### What you are asked to do
Repeat each entry as written and leave the images out of the copy.

Content starts

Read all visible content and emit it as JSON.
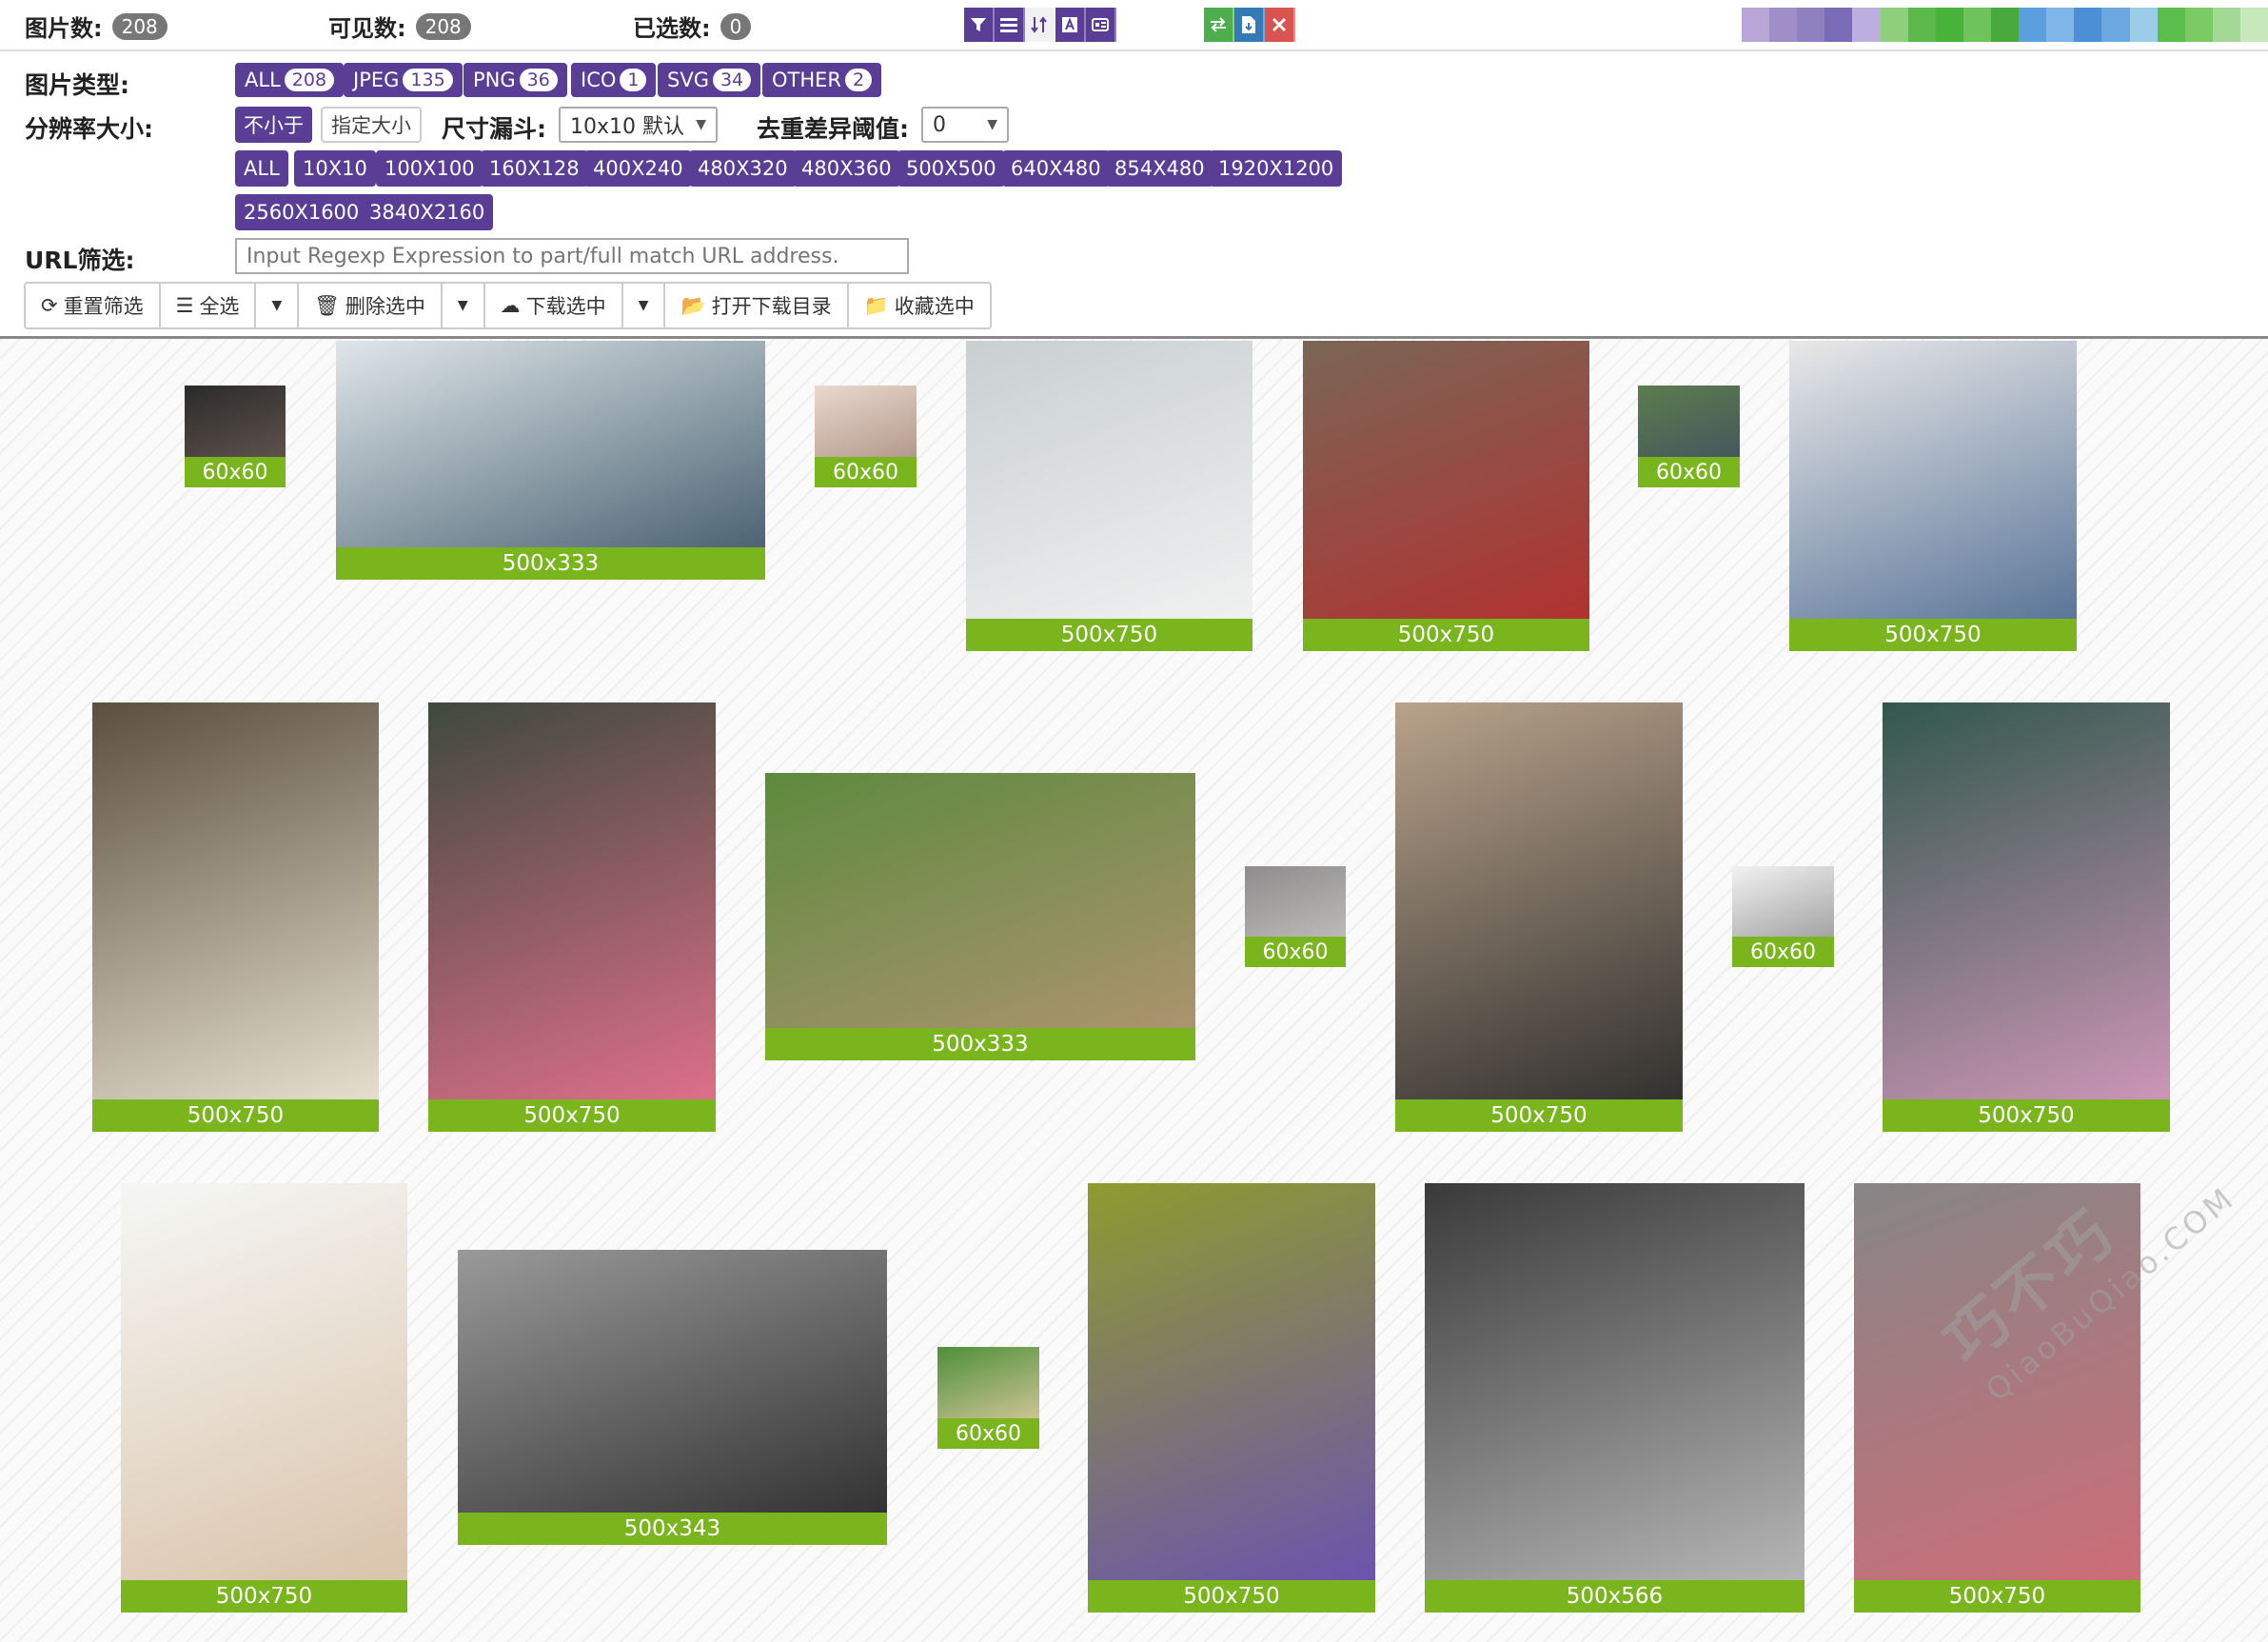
{
  "stats": {
    "total_label": "图片数:",
    "total": "208",
    "visible_label": "可见数:",
    "visible": "208",
    "selected_label": "已选数:",
    "selected": "0"
  },
  "toolbar_icons": [
    "filter-icon",
    "list-icon",
    "sort-icon",
    "text-a-icon",
    "settings-icon"
  ],
  "toolbar_right_icons": [
    "swap-icon",
    "export-icon",
    "close-icon"
  ],
  "filters": {
    "type_label": "图片类型:",
    "types": [
      {
        "label": "ALL",
        "count": "208"
      },
      {
        "label": "JPEG",
        "count": "135"
      },
      {
        "label": "PNG",
        "count": "36"
      },
      {
        "label": "ICO",
        "count": "1"
      },
      {
        "label": "SVG",
        "count": "34"
      },
      {
        "label": "OTHER",
        "count": "2"
      }
    ],
    "resolution_label": "分辨率大小:",
    "mode_selected": "不小于",
    "mode_other": "指定大小",
    "funnel_label": "尺寸漏斗:",
    "funnel_value": "10x10 默认",
    "dedupe_label": "去重差异阈值:",
    "dedupe_value": "0",
    "resolutions": [
      "ALL",
      "10X10",
      "100X100",
      "160X128",
      "400X240",
      "480X320",
      "480X360",
      "500X500",
      "640X480",
      "854X480",
      "1920X1200",
      "2560X1600",
      "3840X2160"
    ],
    "url_label": "URL筛选:",
    "url_placeholder": "Input Regexp Expression to part/full match URL address."
  },
  "actions": {
    "reset": "重置筛选",
    "select_all": "全选",
    "delete": "删除选中",
    "download": "下载选中",
    "open_dir": "打开下载目录",
    "favorite": "收藏选中"
  },
  "images": [
    {
      "size": "60x60",
      "colors": [
        "#2b2b2b",
        "#6b5d55"
      ]
    },
    {
      "size": "500x333",
      "colors": [
        "#dfe6ea",
        "#3f5868"
      ]
    },
    {
      "size": "60x60",
      "colors": [
        "#e9d9cf",
        "#a5877a"
      ]
    },
    {
      "size": "500x750",
      "colors": [
        "#c9cfd1",
        "#f3f3f3"
      ]
    },
    {
      "size": "500x750",
      "colors": [
        "#7a6656",
        "#b62d2d"
      ]
    },
    {
      "size": "60x60",
      "colors": [
        "#5c7d4d",
        "#3e4d63"
      ]
    },
    {
      "size": "500x750",
      "colors": [
        "#e8e8e8",
        "#4f6c92"
      ]
    },
    {
      "size": "500x750",
      "colors": [
        "#5b4f3e",
        "#efe8d6"
      ]
    },
    {
      "size": "500x750",
      "colors": [
        "#3f4a3c",
        "#e7718f"
      ]
    },
    {
      "size": "500x333",
      "colors": [
        "#5d8a3e",
        "#b29472"
      ]
    },
    {
      "size": "60x60",
      "colors": [
        "#8e8c8c",
        "#c9c7c5"
      ]
    },
    {
      "size": "500x750",
      "colors": [
        "#b8a28a",
        "#2a2a2a"
      ]
    },
    {
      "size": "60x60",
      "colors": [
        "#f2f2f2",
        "#8d8d8d"
      ]
    },
    {
      "size": "500x750",
      "colors": [
        "#31584c",
        "#d699bd"
      ]
    },
    {
      "size": "500x750",
      "colors": [
        "#f5f7f5",
        "#d8c0a6"
      ]
    },
    {
      "size": "500x343",
      "colors": [
        "#999999",
        "#2b2b2b"
      ]
    },
    {
      "size": "60x60",
      "colors": [
        "#4e8f3a",
        "#f0d2ad"
      ]
    },
    {
      "size": "500x750",
      "colors": [
        "#8e9b2e",
        "#6a4fb6"
      ]
    },
    {
      "size": "500x566",
      "colors": [
        "#3a3a3a",
        "#bdbdbd"
      ]
    },
    {
      "size": "500x750",
      "colors": [
        "#868686",
        "#d16b77"
      ]
    }
  ],
  "watermark": {
    "main": "巧不巧",
    "url": "QiaoBuQiao.COM"
  },
  "colors": {
    "accent": "#5a3d95",
    "caption": "#7ab51d"
  }
}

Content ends

### The answer
Read all visible content and emit it as JSON.
{
  "stats": {
    "total_label": "图片数:",
    "total": "208",
    "visible_label": "可见数:",
    "visible": "208",
    "selected_label": "已选数:",
    "selected": "0"
  },
  "toolbar_icons": [
    "filter-icon",
    "list-icon",
    "sort-icon",
    "text-a-icon",
    "settings-icon"
  ],
  "toolbar_right_icons": [
    "swap-icon",
    "export-icon",
    "close-icon"
  ],
  "filters": {
    "type_label": "图片类型:",
    "types": [
      {
        "label": "ALL",
        "count": "208"
      },
      {
        "label": "JPEG",
        "count": "135"
      },
      {
        "label": "PNG",
        "count": "36"
      },
      {
        "label": "ICO",
        "count": "1"
      },
      {
        "label": "SVG",
        "count": "34"
      },
      {
        "label": "OTHER",
        "count": "2"
      }
    ],
    "resolution_label": "分辨率大小:",
    "mode_selected": "不小于",
    "mode_other": "指定大小",
    "funnel_label": "尺寸漏斗:",
    "funnel_value": "10x10 默认",
    "dedupe_label": "去重差异阈值:",
    "dedupe_value": "0",
    "resolutions": [
      "ALL",
      "10X10",
      "100X100",
      "160X128",
      "400X240",
      "480X320",
      "480X360",
      "500X500",
      "640X480",
      "854X480",
      "1920X1200",
      "2560X1600",
      "3840X2160"
    ],
    "url_label": "URL筛选:",
    "url_placeholder": "Input Regexp Expression to part/full match URL address."
  },
  "actions": {
    "reset": "重置筛选",
    "select_all": "全选",
    "delete": "删除选中",
    "download": "下载选中",
    "open_dir": "打开下载目录",
    "favorite": "收藏选中"
  },
  "images": [
    {
      "size": "60x60",
      "colors": [
        "#2b2b2b",
        "#6b5d55"
      ]
    },
    {
      "size": "500x333",
      "colors": [
        "#dfe6ea",
        "#3f5868"
      ]
    },
    {
      "size": "60x60",
      "colors": [
        "#e9d9cf",
        "#a5877a"
      ]
    },
    {
      "size": "500x750",
      "colors": [
        "#c9cfd1",
        "#f3f3f3"
      ]
    },
    {
      "size": "500x750",
      "colors": [
        "#7a6656",
        "#b62d2d"
      ]
    },
    {
      "size": "60x60",
      "colors": [
        "#5c7d4d",
        "#3e4d63"
      ]
    },
    {
      "size": "500x750",
      "colors": [
        "#e8e8e8",
        "#4f6c92"
      ]
    },
    {
      "size": "500x750",
      "colors": [
        "#5b4f3e",
        "#efe8d6"
      ]
    },
    {
      "size": "500x750",
      "colors": [
        "#3f4a3c",
        "#e7718f"
      ]
    },
    {
      "size": "500x333",
      "colors": [
        "#5d8a3e",
        "#b29472"
      ]
    },
    {
      "size": "60x60",
      "colors": [
        "#8e8c8c",
        "#c9c7c5"
      ]
    },
    {
      "size": "500x750",
      "colors": [
        "#b8a28a",
        "#2a2a2a"
      ]
    },
    {
      "size": "60x60",
      "colors": [
        "#f2f2f2",
        "#8d8d8d"
      ]
    },
    {
      "size": "500x750",
      "colors": [
        "#31584c",
        "#d699bd"
      ]
    },
    {
      "size": "500x750",
      "colors": [
        "#f5f7f5",
        "#d8c0a6"
      ]
    },
    {
      "size": "500x343",
      "colors": [
        "#999999",
        "#2b2b2b"
      ]
    },
    {
      "size": "60x60",
      "colors": [
        "#4e8f3a",
        "#f0d2ad"
      ]
    },
    {
      "size": "500x750",
      "colors": [
        "#8e9b2e",
        "#6a4fb6"
      ]
    },
    {
      "size": "500x566",
      "colors": [
        "#3a3a3a",
        "#bdbdbd"
      ]
    },
    {
      "size": "500x750",
      "colors": [
        "#868686",
        "#d16b77"
      ]
    }
  ],
  "watermark": {
    "main": "巧不巧",
    "url": "QiaoBuQiao.COM"
  },
  "colors": {
    "accent": "#5a3d95",
    "caption": "#7ab51d"
  }
}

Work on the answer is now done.